What is needed here is every line of the records that includes "JSON".

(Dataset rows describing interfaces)
=== Begin Enclosure ===
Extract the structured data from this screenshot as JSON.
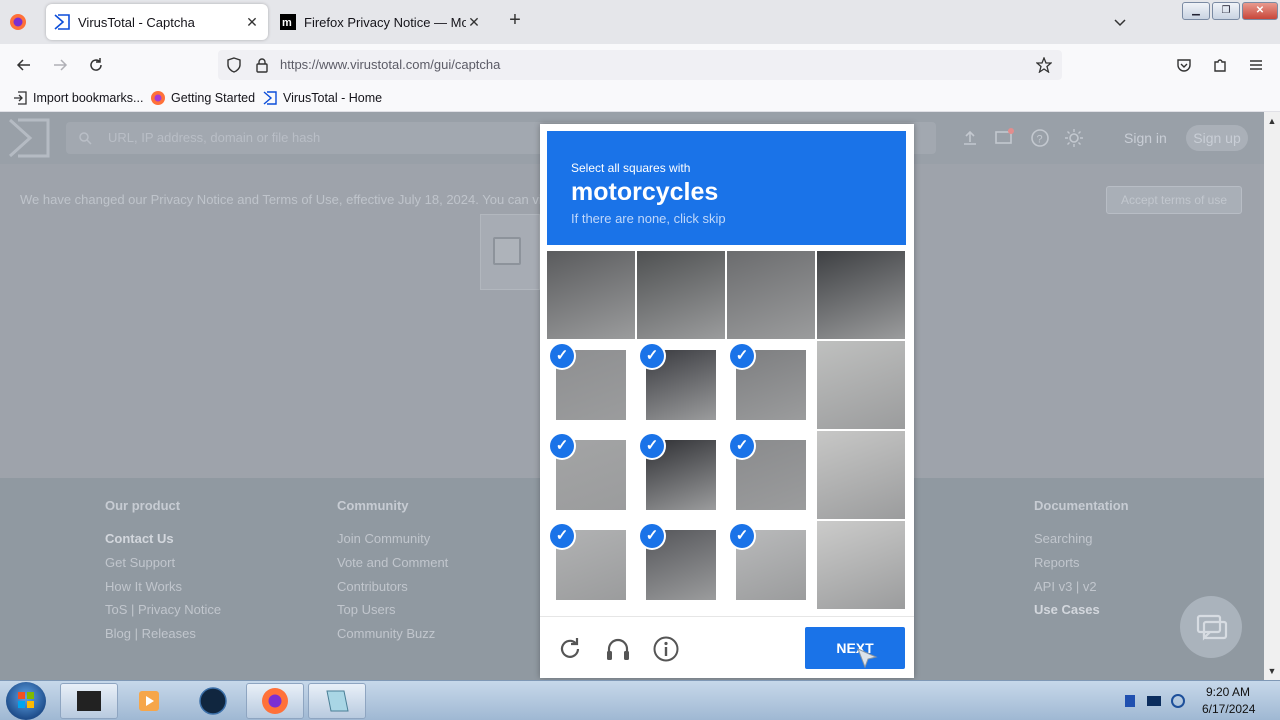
{
  "browser": {
    "tabs": [
      {
        "title": "VirusTotal - Captcha",
        "favicon": "virustotal-icon",
        "active": true
      },
      {
        "title": "Firefox Privacy Notice — Mozilla",
        "favicon": "mozilla-icon",
        "active": false
      }
    ],
    "url": "https://www.virustotal.com/gui/captcha",
    "bookmarks": [
      {
        "label": "Import bookmarks...",
        "icon": "import-icon"
      },
      {
        "label": "Getting Started",
        "icon": "firefox-icon"
      },
      {
        "label": "VirusTotal - Home",
        "icon": "virustotal-icon"
      }
    ]
  },
  "virustotal": {
    "search_placeholder": "URL, IP address, domain or file hash",
    "sign_in": "Sign in",
    "sign_up": "Sign up",
    "privacy_notice": "We have changed our Privacy Notice and Terms of Use, effective July 18, 2024. You can view",
    "accept_terms": "Accept terms of use",
    "footer": {
      "our_product": {
        "heading": "Our product",
        "links": [
          "Contact Us",
          "Get Support",
          "How It Works",
          "ToS | Privacy Notice",
          "Blog | Releases"
        ]
      },
      "community": {
        "heading": "Community",
        "links": [
          "Join Community",
          "Vote and Comment",
          "Contributors",
          "Top Users",
          "Community Buzz"
        ]
      },
      "documentation": {
        "heading": "Documentation",
        "links": [
          "Searching",
          "Reports",
          "API v3 | v2",
          "Use Cases"
        ]
      }
    }
  },
  "captcha": {
    "prompt": "Select all squares with",
    "object": "motorcycles",
    "hint": "If there are none, click skip",
    "grid_size": 4,
    "selected_tiles": [
      4,
      5,
      6,
      8,
      9,
      10,
      12,
      13,
      14
    ],
    "next_label": "NEXT",
    "accent_color": "#1a73e8"
  },
  "taskbar": {
    "time": "9:20 AM",
    "date": "6/17/2024"
  }
}
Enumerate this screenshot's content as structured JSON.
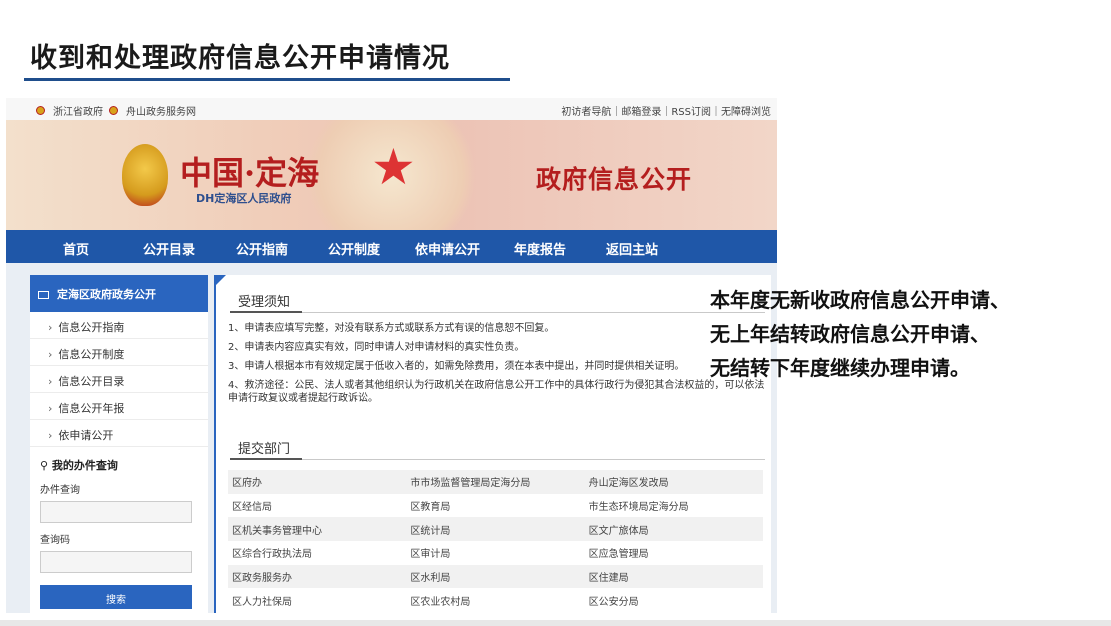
{
  "slide": {
    "title": "收到和处理政府信息公开申请情况",
    "note_lines": [
      "本年度无新收政府信息公开申请、",
      "无上年结转政府信息公开申请、",
      "无结转下年度继续办理申请。"
    ]
  },
  "topbar": {
    "left_links": [
      "浙江省政府",
      "舟山政务服务网"
    ],
    "right_links": "初访者导航｜邮箱登录｜RSS订阅｜无障碍浏览"
  },
  "banner": {
    "brand": "中国·定海",
    "brand_sub": "DH定海区人民政府",
    "gov_title": "政府信息公开"
  },
  "nav": [
    "首页",
    "公开目录",
    "公开指南",
    "公开制度",
    "依申请公开",
    "年度报告",
    "返回主站"
  ],
  "sidebar": {
    "header": "定海区政府政务公开",
    "items": [
      "信息公开指南",
      "信息公开制度",
      "信息公开目录",
      "信息公开年报",
      "依申请公开"
    ],
    "query_title": "我的办件查询",
    "label1": "办件查询",
    "label2": "查询码",
    "search_button": "搜索"
  },
  "main": {
    "section1_title": "受理须知",
    "notices": [
      "1、申请表应填写完整，对没有联系方式或联系方式有误的信息恕不回复。",
      "2、申请表内容应真实有效，同时申请人对申请材料的真实性负责。",
      "3、申请人根据本市有效规定属于低收入者的，如需免除费用，须在本表中提出，并同时提供相关证明。",
      "4、救济途径：公民、法人或者其他组织认为行政机关在政府信息公开工作中的具体行政行为侵犯其合法权益的，可以依法申请行政复议或者提起行政诉讼。"
    ],
    "section2_title": "提交部门",
    "departments": [
      [
        "区府办",
        "市市场监督管理局定海分局",
        "舟山定海区发改局"
      ],
      [
        "区经信局",
        "区教育局",
        "市生态环境局定海分局"
      ],
      [
        "区机关事务管理中心",
        "区统计局",
        "区文广旅体局"
      ],
      [
        "区综合行政执法局",
        "区审计局",
        "区应急管理局"
      ],
      [
        "区政务服务办",
        "区水利局",
        "区住建局"
      ],
      [
        "区人力社保局",
        "区农业农村局",
        "区公安分局"
      ]
    ]
  },
  "colors": {
    "nav_blue": "#1f57a8",
    "side_blue": "#2a65bf",
    "brand_red": "#b41e1e"
  }
}
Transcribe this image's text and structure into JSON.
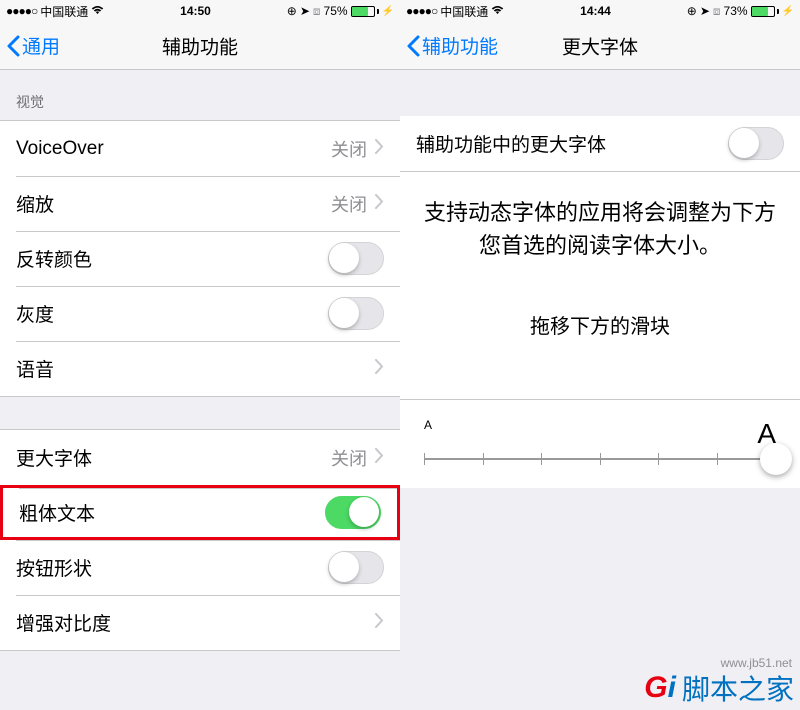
{
  "left": {
    "status": {
      "carrier": "中国联通",
      "time": "14:50",
      "battery_pct": "75%",
      "signal": "●●●●○"
    },
    "nav": {
      "back": "通用",
      "title": "辅助功能"
    },
    "section_vision": "视觉",
    "voiceover": {
      "label": "VoiceOver",
      "value": "关闭"
    },
    "zoom": {
      "label": "缩放",
      "value": "关闭"
    },
    "invert": {
      "label": "反转颜色"
    },
    "grayscale": {
      "label": "灰度"
    },
    "speech": {
      "label": "语音"
    },
    "larger_text": {
      "label": "更大字体",
      "value": "关闭"
    },
    "bold_text": {
      "label": "粗体文本"
    },
    "button_shapes": {
      "label": "按钮形状"
    },
    "increase_contrast": {
      "label": "增强对比度"
    }
  },
  "right": {
    "status": {
      "carrier": "中国联通",
      "time": "14:44",
      "battery_pct": "73%",
      "signal": "●●●●○"
    },
    "nav": {
      "back": "辅助功能",
      "title": "更大字体"
    },
    "toggle_label": "辅助功能中的更大字体",
    "description": "支持动态字体的应用将会调整为下方您首选的阅读字体大小。",
    "slider_hint": "拖移下方的滑块",
    "a_small": "A",
    "a_large": "A"
  },
  "watermark": {
    "url": "www.jb51.net",
    "text": "脚本之家"
  }
}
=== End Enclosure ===
» **RESPONSE BELOW**:
Extract the structured data from this screenshot as JSON.
Enumerate this screenshot's content as structured JSON.
Transcribe this image's text and structure into JSON.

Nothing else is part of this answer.